▶ _Data records_:
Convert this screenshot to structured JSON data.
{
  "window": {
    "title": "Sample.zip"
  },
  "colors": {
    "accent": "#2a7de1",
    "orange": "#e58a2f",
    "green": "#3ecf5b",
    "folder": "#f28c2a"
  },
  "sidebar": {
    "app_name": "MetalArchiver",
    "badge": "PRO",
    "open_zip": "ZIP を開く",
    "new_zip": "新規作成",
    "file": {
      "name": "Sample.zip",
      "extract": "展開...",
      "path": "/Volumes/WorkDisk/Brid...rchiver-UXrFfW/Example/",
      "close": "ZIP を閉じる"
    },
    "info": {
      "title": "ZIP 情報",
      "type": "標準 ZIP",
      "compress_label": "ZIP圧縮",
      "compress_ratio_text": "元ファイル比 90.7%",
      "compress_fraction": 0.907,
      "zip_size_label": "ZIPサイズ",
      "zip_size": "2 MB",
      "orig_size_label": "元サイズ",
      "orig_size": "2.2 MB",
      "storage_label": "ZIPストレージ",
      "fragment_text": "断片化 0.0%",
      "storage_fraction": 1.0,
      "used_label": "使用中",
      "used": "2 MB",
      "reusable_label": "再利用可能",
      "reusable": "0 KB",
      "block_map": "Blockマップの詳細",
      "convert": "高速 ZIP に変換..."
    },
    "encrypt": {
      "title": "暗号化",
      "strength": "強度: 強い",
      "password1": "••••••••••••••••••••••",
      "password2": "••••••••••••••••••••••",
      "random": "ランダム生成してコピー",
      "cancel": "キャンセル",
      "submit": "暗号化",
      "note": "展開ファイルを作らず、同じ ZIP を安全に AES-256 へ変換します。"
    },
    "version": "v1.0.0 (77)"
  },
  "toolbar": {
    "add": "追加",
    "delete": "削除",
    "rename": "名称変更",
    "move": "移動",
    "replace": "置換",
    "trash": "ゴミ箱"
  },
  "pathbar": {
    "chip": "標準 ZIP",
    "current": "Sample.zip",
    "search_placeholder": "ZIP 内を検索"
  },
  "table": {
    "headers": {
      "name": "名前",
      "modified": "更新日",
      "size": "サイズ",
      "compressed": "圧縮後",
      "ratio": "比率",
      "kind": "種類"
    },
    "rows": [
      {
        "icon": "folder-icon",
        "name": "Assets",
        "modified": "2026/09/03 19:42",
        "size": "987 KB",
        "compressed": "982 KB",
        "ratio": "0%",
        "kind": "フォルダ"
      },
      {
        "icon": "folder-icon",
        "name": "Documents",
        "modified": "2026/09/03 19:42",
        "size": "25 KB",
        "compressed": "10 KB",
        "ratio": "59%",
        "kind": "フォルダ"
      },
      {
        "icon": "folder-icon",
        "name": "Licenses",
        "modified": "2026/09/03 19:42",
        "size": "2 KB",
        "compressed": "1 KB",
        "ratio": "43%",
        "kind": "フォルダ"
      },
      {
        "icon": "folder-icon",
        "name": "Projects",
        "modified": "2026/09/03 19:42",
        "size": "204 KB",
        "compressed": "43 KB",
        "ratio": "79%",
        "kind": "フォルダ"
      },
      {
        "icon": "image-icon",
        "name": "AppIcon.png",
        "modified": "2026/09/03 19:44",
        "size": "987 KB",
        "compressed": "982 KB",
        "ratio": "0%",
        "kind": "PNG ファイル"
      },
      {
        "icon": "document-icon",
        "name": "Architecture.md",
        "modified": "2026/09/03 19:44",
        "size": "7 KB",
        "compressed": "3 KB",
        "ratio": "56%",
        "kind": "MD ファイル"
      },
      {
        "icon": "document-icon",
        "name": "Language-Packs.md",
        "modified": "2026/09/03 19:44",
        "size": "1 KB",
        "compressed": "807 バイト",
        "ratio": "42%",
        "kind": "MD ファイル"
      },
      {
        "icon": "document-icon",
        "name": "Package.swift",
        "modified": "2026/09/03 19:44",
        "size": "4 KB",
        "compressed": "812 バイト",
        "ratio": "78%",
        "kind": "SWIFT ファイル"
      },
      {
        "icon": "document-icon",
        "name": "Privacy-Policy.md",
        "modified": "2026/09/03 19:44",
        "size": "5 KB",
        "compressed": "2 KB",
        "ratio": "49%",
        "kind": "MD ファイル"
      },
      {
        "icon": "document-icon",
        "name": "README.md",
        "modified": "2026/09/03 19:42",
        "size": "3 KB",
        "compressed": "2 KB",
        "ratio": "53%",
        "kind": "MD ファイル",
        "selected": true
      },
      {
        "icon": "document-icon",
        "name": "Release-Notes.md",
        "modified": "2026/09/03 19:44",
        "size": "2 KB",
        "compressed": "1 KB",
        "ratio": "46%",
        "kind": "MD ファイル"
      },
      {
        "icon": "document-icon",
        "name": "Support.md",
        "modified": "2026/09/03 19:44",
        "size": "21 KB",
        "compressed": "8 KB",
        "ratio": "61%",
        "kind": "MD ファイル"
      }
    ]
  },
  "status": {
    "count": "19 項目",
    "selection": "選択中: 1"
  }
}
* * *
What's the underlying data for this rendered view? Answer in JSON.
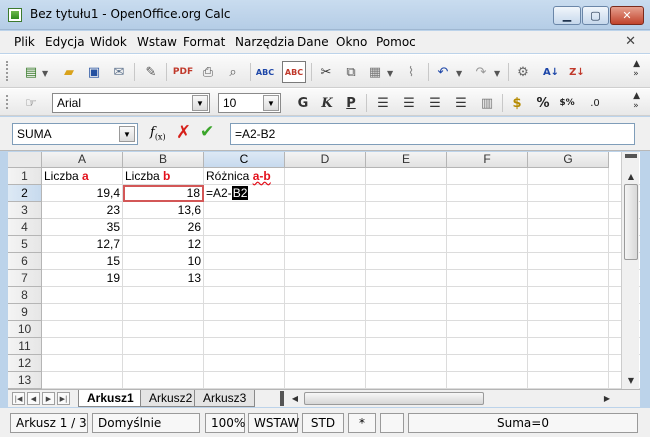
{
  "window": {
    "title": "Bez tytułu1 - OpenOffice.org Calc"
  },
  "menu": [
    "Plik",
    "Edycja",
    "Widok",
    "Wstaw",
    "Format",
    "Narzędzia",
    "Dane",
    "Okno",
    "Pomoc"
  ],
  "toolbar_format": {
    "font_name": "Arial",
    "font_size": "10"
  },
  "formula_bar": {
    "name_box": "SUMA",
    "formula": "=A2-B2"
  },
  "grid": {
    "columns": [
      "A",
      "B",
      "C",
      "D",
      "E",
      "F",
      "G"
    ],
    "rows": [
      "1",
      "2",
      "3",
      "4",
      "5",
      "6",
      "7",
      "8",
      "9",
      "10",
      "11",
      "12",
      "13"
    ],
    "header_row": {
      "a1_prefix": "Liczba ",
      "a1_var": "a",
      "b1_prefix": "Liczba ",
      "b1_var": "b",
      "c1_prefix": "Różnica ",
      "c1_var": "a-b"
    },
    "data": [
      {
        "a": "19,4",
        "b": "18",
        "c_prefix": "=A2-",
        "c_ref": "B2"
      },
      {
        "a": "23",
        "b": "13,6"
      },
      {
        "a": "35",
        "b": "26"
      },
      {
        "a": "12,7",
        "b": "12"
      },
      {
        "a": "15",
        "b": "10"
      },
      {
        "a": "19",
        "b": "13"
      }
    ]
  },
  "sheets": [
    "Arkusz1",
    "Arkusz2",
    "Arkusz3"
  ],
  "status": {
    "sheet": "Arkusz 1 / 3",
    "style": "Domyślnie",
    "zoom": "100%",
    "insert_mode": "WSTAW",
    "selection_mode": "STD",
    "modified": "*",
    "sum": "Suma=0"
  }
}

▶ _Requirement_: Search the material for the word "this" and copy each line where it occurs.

▶ _Response area_:
Convert this screenshot to structured JSON data.
What's the underlying data for this rendered view? Answer in JSON.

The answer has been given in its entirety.